== Dataset records ==

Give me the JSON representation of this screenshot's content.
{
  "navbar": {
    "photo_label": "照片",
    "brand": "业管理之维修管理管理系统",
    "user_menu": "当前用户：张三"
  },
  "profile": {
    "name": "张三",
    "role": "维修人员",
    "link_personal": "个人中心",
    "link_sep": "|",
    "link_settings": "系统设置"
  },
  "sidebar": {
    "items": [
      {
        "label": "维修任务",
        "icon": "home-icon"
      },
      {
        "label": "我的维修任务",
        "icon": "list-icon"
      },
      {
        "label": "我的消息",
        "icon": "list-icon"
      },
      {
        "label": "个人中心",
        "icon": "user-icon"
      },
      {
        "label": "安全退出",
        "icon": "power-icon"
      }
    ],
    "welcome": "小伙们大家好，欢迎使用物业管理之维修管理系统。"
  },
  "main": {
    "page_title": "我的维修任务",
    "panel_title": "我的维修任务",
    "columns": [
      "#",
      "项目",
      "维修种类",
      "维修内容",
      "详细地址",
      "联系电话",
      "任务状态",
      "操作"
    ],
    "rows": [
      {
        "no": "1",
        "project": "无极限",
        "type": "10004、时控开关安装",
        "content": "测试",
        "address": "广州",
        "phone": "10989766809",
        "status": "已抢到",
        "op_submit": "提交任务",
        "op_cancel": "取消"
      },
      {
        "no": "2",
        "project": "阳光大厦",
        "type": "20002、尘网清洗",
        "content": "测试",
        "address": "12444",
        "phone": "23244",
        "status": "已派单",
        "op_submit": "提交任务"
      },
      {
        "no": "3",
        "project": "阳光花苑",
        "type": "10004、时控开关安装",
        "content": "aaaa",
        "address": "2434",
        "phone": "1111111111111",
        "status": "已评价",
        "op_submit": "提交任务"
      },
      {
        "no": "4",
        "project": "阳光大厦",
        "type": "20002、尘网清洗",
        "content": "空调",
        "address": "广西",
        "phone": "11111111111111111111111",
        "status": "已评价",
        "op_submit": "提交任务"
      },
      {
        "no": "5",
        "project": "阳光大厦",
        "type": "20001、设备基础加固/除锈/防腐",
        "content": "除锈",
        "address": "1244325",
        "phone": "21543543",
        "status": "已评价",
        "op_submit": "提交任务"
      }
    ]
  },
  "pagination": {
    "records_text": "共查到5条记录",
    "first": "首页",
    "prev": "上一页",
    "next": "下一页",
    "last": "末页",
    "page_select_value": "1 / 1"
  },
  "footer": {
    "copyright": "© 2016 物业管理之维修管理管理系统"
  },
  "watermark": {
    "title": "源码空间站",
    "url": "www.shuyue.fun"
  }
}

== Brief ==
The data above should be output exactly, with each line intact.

== Task answer ==
Give me the JSON representation of this screenshot's content.
{
  "navbar": {
    "photo_label": "照片",
    "brand": "业管理之维修管理管理系统",
    "user_menu": "当前用户：张三"
  },
  "profile": {
    "name": "张三",
    "role": "维修人员",
    "link_personal": "个人中心",
    "link_sep": "|",
    "link_settings": "系统设置"
  },
  "sidebar": {
    "items": [
      {
        "label": "维修任务",
        "icon": "home-icon"
      },
      {
        "label": "我的维修任务",
        "icon": "list-icon"
      },
      {
        "label": "我的消息",
        "icon": "list-icon"
      },
      {
        "label": "个人中心",
        "icon": "user-icon"
      },
      {
        "label": "安全退出",
        "icon": "power-icon"
      }
    ],
    "welcome": "小伙们大家好，欢迎使用物业管理之维修管理系统。"
  },
  "main": {
    "page_title": "我的维修任务",
    "panel_title": "我的维修任务",
    "columns": [
      "#",
      "项目",
      "维修种类",
      "维修内容",
      "详细地址",
      "联系电话",
      "任务状态",
      "操作"
    ],
    "rows": [
      {
        "no": "1",
        "project": "无极限",
        "type": "10004、时控开关安装",
        "content": "测试",
        "address": "广州",
        "phone": "10989766809",
        "status": "已抢到",
        "op_submit": "提交任务",
        "op_cancel": "取消"
      },
      {
        "no": "2",
        "project": "阳光大厦",
        "type": "20002、尘网清洗",
        "content": "测试",
        "address": "12444",
        "phone": "23244",
        "status": "已派单",
        "op_submit": "提交任务"
      },
      {
        "no": "3",
        "project": "阳光花苑",
        "type": "10004、时控开关安装",
        "content": "aaaa",
        "address": "2434",
        "phone": "1111111111111",
        "status": "已评价",
        "op_submit": "提交任务"
      },
      {
        "no": "4",
        "project": "阳光大厦",
        "type": "20002、尘网清洗",
        "content": "空调",
        "address": "广西",
        "phone": "11111111111111111111111",
        "status": "已评价",
        "op_submit": "提交任务"
      },
      {
        "no": "5",
        "project": "阳光大厦",
        "type": "20001、设备基础加固/除锈/防腐",
        "content": "除锈",
        "address": "1244325",
        "phone": "21543543",
        "status": "已评价",
        "op_submit": "提交任务"
      }
    ]
  },
  "pagination": {
    "records_text": "共查到5条记录",
    "first": "首页",
    "prev": "上一页",
    "next": "下一页",
    "last": "末页",
    "page_select_value": "1 / 1"
  },
  "footer": {
    "copyright": "© 2016 物业管理之维修管理管理系统"
  },
  "watermark": {
    "title": "源码空间站",
    "url": "www.shuyue.fun"
  }
}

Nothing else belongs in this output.